D-I basically a WCAL playoff
One could compare the West Catholic Athletic League with the SEC.
On Saturday, LSU and Alabama put on a show on national TV of what could be a rematch in the College Football Playoff.
At almost the same time, Serra and St. Ignatius closed out the regular season with a 14-13 upset by host S.I. in San Francisco that forced a three-way tie atop the standings with Valley Christian.
According to equity rankings, Serra (9-1) is the No. 1 team in CCS, Valley (9-1) is No. 2 and SI (8-2) is No. 3.
It’s almost as if the WCAL schedule is a grueling season-long playoff grind.
“We think so,” said St. Francis coach Greg Calcagno, the league’s representative at the seeding meeting.
Two more WCAL members were added to the Division I bracket in automatic qualifier Archbishop Mitty (6-4) and at-large selection St. Francis (4-6).
“We’re excited about being in it,” Calcagno said. “We’re excited about playing the highest level of competition as we possibly can, and I tell our kids that all the time.”
The Division I quarterfinals will feature a pair of WCAL rematches. Nine days ago, sixth-seeded Mitty lost 21-7 to St. Ignatius at Foothill College.
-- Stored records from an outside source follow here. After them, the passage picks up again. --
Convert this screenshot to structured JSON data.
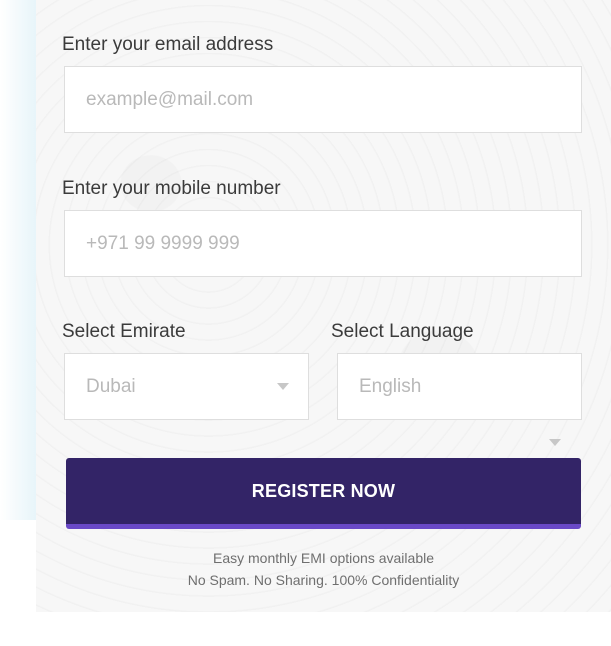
{
  "email": {
    "label": "Enter your email address",
    "placeholder": "example@mail.com",
    "value": ""
  },
  "mobile": {
    "label": "Enter your mobile number",
    "placeholder": "+971 99 9999 999",
    "value": ""
  },
  "emirate": {
    "label": "Select Emirate",
    "selected": "Dubai"
  },
  "language": {
    "label": "Select Language",
    "selected": "English"
  },
  "register_button": "REGISTER NOW",
  "notes": {
    "line1": "Easy monthly EMI options available",
    "line2": "No Spam. No Sharing. 100% Confidentiality"
  },
  "colors": {
    "button": "#332467",
    "button_accent": "#6a49c7",
    "card_background": "#f7f7f7"
  }
}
On Sept. 27, coming off a bye, No. 7 St. Francis lost 28-7 at Valley Christian.
“We think we’re a better football team now than we were Week 4 when we played them,” Calcagno said.
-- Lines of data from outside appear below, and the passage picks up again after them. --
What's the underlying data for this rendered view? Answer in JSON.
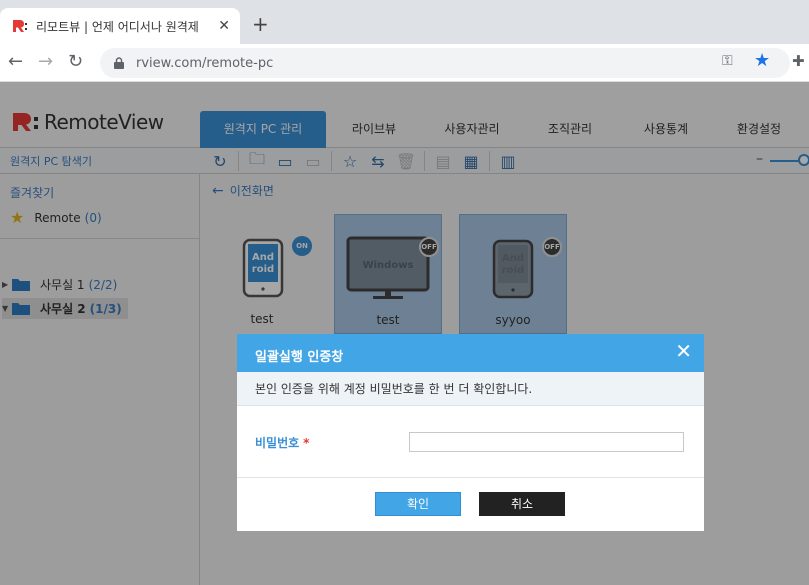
{
  "browser": {
    "tab_title": "리모트뷰 | 언제 어디서나 원격제",
    "tab_close": "✕",
    "new_tab": "+",
    "url": "rview.com/remote-pc"
  },
  "app": {
    "logo_text": "RemoteView",
    "menu": [
      {
        "label": "원격지 PC 관리",
        "active": true
      },
      {
        "label": "라이브뷰"
      },
      {
        "label": "사용자관리"
      },
      {
        "label": "조직관리"
      },
      {
        "label": "사용통계"
      },
      {
        "label": "환경설정"
      }
    ],
    "sidebar_title": "원격지 PC 탐색기"
  },
  "sidebar": {
    "favorites_title": "즐겨찾기",
    "favorite_item": {
      "label": "Remote",
      "count": "(0)"
    },
    "groups": [
      {
        "label": "사무실 1",
        "count": "(2/2)",
        "selected": false
      },
      {
        "label": "사무실 2",
        "count": "(1/3)",
        "selected": true
      }
    ]
  },
  "main": {
    "back_label": "이전화면",
    "devices": [
      {
        "name": "test",
        "type": "Android",
        "status": "ON",
        "selected": false
      },
      {
        "name": "test",
        "type": "Windows",
        "status": "OFF",
        "selected": true
      },
      {
        "name": "syyoo",
        "type": "Android",
        "status": "OFF",
        "selected": true
      }
    ]
  },
  "dialog": {
    "title": "일괄실행 인증창",
    "close_icon": "✕",
    "description": "본인 인증을 위해 계정 비밀번호를 한 번 더 확인합니다.",
    "password_label": "비밀번호",
    "required_mark": "*",
    "password_value": "",
    "ok_label": "확인",
    "cancel_label": "취소"
  },
  "colors": {
    "accent": "#42a5e6",
    "menu_active": "#3a8fd6",
    "required": "#e53935"
  }
}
M-A vs. Wilcox rematch
Twelve months ago, Menlo-Atherton first-year coach Steve Papin was a spectator at Independence High in San Jose during the CCS Division I title game — a 33-28 comeback by M-A over Wilcox.
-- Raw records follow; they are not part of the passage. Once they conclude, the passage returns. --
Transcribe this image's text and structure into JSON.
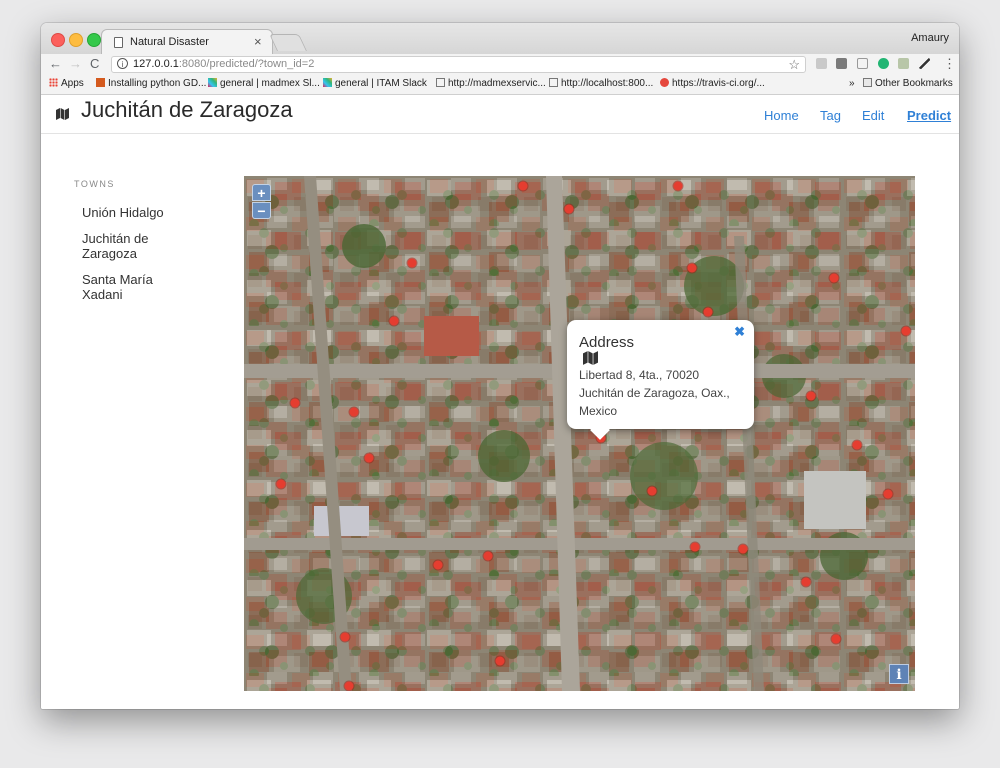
{
  "browser": {
    "tab_title": "Natural Disaster",
    "tab_close": "×",
    "user_name": "Amaury",
    "url_host": "127.0.0.1",
    "url_path": ":8080/predicted/?town_id=2",
    "bookmarks": [
      "Apps",
      "Installing python GD...",
      "general | madmex Sl...",
      "general | ITAM Slack",
      "http://madmexservic...",
      "http://localhost:800...",
      "https://travis-ci.org/...",
      "Other Bookmarks"
    ],
    "bookmarks_overflow": "»"
  },
  "header": {
    "title": "Juchitán de Zaragoza",
    "nav": [
      "Home",
      "Tag",
      "Edit",
      "Predict"
    ],
    "active_nav": "Predict"
  },
  "sidebar": {
    "heading": "TOWNS",
    "towns": [
      "Unión Hidalgo",
      "Juchitán de Zaragoza",
      "Santa María Xadani"
    ]
  },
  "map": {
    "zoom_in": "+",
    "zoom_out": "−",
    "attribution": "i",
    "marker_color": "#e53d30",
    "popup": {
      "title": "Address",
      "close": "✖",
      "address_lines": [
        "Libertad 8, 4ta., 70020",
        "Juchitán de Zaragoza, Oax.,",
        "Mexico"
      ]
    }
  },
  "colors": {
    "link": "#2f80d6",
    "zoom_control": "#6a8fbf"
  }
}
Both repeated as Peninsula Athletic League Bay and Santa Clara Valley Athletic De Anza champions, respectively.
The teams will meet again on Friday in the Division I playoffs, just this time it will be in the quarterfinals.
“We always say last year is last year, but we stopped them from getting a CCS championship, so I know they’re going to come into M-A on Friday with a little bit of that on their mind, a little bit of revenge, a little bit of payback,” Papin said. “But, other than that, they’re a great football team, they’re going to pound the ball.”
For a brief moment at the seeding meeting, it appeared fourth-seeded M-A wouldn’t host the game — thereby missing out yet again on a chance to host Senior Night — but Papin had done his math the night before and informed his league representative about the error in the number of points announced for the Bears.
“As I was standing in the back of the room and points were being added up, something didn’t seem right,” Papin said. “I was just going to sit there at first and then I thought, ‘Let me just address this.’ I figured that was the difference in us going to them or us being able to host Senior Night and being around our fans and crowd.”
M-A finished with 71.17 points. Wilcox, the No. 5 seed, came up 0.33 points shy of playing at home.
“I think that’s big,” Papin said. “Whenever you can play a game at home, you’re more in your comfort zone than when you have to go on the road.”
Source: East Bay CCS football playoffs: Five things we learned from seeding meeting